Instructions for the task: What this exercise calls for is an exact copy of the data.

Records for the exercise:
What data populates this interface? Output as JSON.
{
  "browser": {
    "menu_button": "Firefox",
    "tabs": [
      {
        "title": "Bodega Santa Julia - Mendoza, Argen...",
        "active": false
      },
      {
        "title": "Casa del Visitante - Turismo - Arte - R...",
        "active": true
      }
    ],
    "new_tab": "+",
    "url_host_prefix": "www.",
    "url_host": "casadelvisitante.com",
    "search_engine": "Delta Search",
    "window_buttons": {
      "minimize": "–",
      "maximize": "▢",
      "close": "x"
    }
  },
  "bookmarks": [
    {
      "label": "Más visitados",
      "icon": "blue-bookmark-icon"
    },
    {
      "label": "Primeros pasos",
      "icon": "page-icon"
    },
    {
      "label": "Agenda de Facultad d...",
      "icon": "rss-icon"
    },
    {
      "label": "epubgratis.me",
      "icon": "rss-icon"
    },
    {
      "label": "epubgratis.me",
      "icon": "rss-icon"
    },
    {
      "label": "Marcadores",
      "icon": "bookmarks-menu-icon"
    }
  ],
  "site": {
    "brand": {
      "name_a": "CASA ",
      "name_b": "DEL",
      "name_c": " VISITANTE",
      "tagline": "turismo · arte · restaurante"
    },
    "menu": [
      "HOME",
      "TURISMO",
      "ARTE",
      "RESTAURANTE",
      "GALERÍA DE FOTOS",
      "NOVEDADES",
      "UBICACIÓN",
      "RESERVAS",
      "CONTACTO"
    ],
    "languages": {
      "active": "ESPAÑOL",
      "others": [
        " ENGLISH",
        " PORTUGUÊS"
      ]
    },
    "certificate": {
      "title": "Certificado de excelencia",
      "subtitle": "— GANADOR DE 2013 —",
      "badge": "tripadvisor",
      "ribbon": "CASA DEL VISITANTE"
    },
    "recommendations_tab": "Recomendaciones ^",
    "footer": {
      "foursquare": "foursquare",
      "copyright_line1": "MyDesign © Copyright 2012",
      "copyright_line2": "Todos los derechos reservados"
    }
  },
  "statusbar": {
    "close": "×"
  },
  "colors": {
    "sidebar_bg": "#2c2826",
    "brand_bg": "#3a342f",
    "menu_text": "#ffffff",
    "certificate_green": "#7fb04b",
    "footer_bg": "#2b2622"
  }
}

Task result:
What data populates this interface? Output as JSON.
{
  "browser": {
    "menu_button": "Firefox",
    "tabs": [
      {
        "title": "Bodega Santa Julia - Mendoza, Argen...",
        "active": false
      },
      {
        "title": "Casa del Visitante - Turismo - Arte - R...",
        "active": true
      }
    ],
    "new_tab": "+",
    "url_host_prefix": "www.",
    "url_host": "casadelvisitante.com",
    "search_engine": "Delta Search",
    "window_buttons": {
      "minimize": "–",
      "maximize": "▢",
      "close": "x"
    }
  },
  "bookmarks": [
    {
      "label": "Más visitados",
      "icon": "blue-bookmark-icon"
    },
    {
      "label": "Primeros pasos",
      "icon": "page-icon"
    },
    {
      "label": "Agenda de Facultad d...",
      "icon": "rss-icon"
    },
    {
      "label": "epubgratis.me",
      "icon": "rss-icon"
    },
    {
      "label": "epubgratis.me",
      "icon": "rss-icon"
    },
    {
      "label": "Marcadores",
      "icon": "bookmarks-menu-icon"
    }
  ],
  "site": {
    "brand": {
      "name_a": "CASA ",
      "name_b": "DEL",
      "name_c": " VISITANTE",
      "tagline": "turismo · arte · restaurante"
    },
    "menu": [
      "HOME",
      "TURISMO",
      "ARTE",
      "RESTAURANTE",
      "GALERÍA DE FOTOS",
      "NOVEDADES",
      "UBICACIÓN",
      "RESERVAS",
      "CONTACTO"
    ],
    "languages": {
      "active": "ESPAÑOL",
      "others": [
        " ENGLISH",
        " PORTUGUÊS"
      ]
    },
    "certificate": {
      "title": "Certificado de excelencia",
      "subtitle": "— GANADOR DE 2013 —",
      "badge": "tripadvisor",
      "ribbon": "CASA DEL VISITANTE"
    },
    "recommendations_tab": "Recomendaciones ^",
    "footer": {
      "foursquare": "foursquare",
      "copyright_line1": "MyDesign © Copyright 2012",
      "copyright_line2": "Todos los derechos reservados"
    }
  },
  "statusbar": {
    "close": "×"
  },
  "colors": {
    "sidebar_bg": "#2c2826",
    "brand_bg": "#3a342f",
    "menu_text": "#ffffff",
    "certificate_green": "#7fb04b",
    "footer_bg": "#2b2622"
  }
}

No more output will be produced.